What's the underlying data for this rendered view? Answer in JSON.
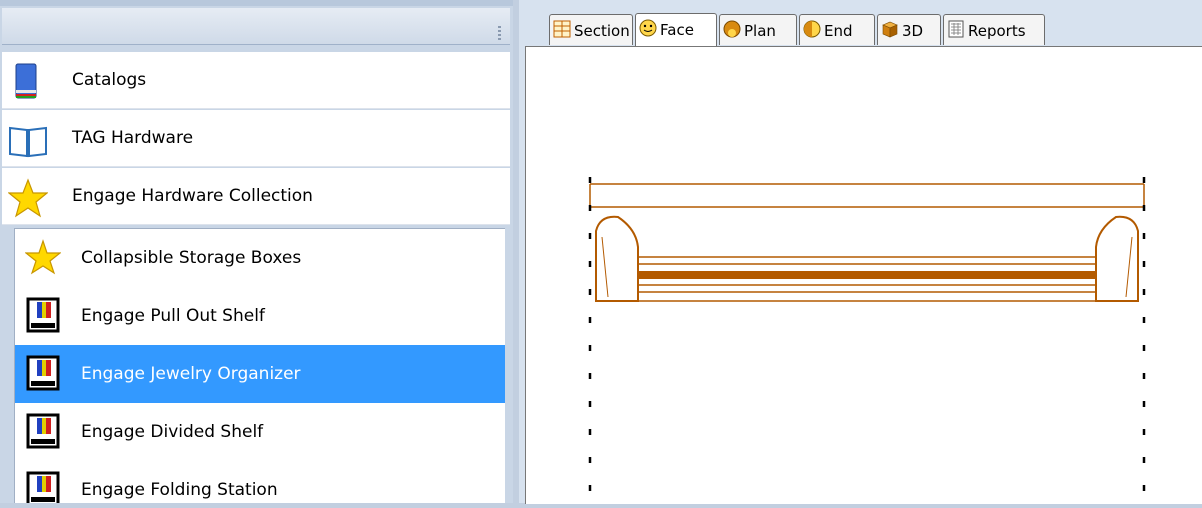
{
  "catalog_panel": {
    "categories": [
      {
        "label": "Catalogs",
        "icon": "book-blue-icon"
      },
      {
        "label": "TAG Hardware",
        "icon": "open-book-icon"
      },
      {
        "label": "Engage Hardware Collection",
        "icon": "star-icon"
      }
    ],
    "items": [
      {
        "label": "Collapsible Storage Boxes",
        "icon": "star-icon",
        "selected": false
      },
      {
        "label": "Engage Pull Out Shelf",
        "icon": "catalog-item-icon",
        "selected": false
      },
      {
        "label": "Engage Jewelry Organizer",
        "icon": "catalog-item-icon",
        "selected": true
      },
      {
        "label": "Engage Divided Shelf",
        "icon": "catalog-item-icon",
        "selected": false
      },
      {
        "label": "Engage Folding Station",
        "icon": "catalog-item-icon",
        "selected": false
      }
    ]
  },
  "view_tabs": [
    {
      "label": "Section",
      "icon": "section-icon"
    },
    {
      "label": "Face",
      "icon": "face-icon",
      "active": true
    },
    {
      "label": "Plan",
      "icon": "plan-icon"
    },
    {
      "label": "End",
      "icon": "end-icon"
    },
    {
      "label": "3D",
      "icon": "3d-box-icon"
    },
    {
      "label": "Reports",
      "icon": "reports-icon"
    }
  ],
  "colors": {
    "selection": "#3399ff",
    "drawing_wood": "#b35a00"
  }
}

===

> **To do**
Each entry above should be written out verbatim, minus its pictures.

> **Reply**
What's the underlying data for this rendered view? Answer in JSON.
{
  "catalog_panel": {
    "categories": [
      {
        "label": "Catalogs",
        "icon": "book-blue-icon"
      },
      {
        "label": "TAG Hardware",
        "icon": "open-book-icon"
      },
      {
        "label": "Engage Hardware Collection",
        "icon": "star-icon"
      }
    ],
    "items": [
      {
        "label": "Collapsible Storage Boxes",
        "icon": "star-icon",
        "selected": false
      },
      {
        "label": "Engage Pull Out Shelf",
        "icon": "catalog-item-icon",
        "selected": false
      },
      {
        "label": "Engage Jewelry Organizer",
        "icon": "catalog-item-icon",
        "selected": true
      },
      {
        "label": "Engage Divided Shelf",
        "icon": "catalog-item-icon",
        "selected": false
      },
      {
        "label": "Engage Folding Station",
        "icon": "catalog-item-icon",
        "selected": false
      }
    ]
  },
  "view_tabs": [
    {
      "label": "Section",
      "icon": "section-icon"
    },
    {
      "label": "Face",
      "icon": "face-icon",
      "active": true
    },
    {
      "label": "Plan",
      "icon": "plan-icon"
    },
    {
      "label": "End",
      "icon": "end-icon"
    },
    {
      "label": "3D",
      "icon": "3d-box-icon"
    },
    {
      "label": "Reports",
      "icon": "reports-icon"
    }
  ],
  "colors": {
    "selection": "#3399ff",
    "drawing_wood": "#b35a00"
  }
}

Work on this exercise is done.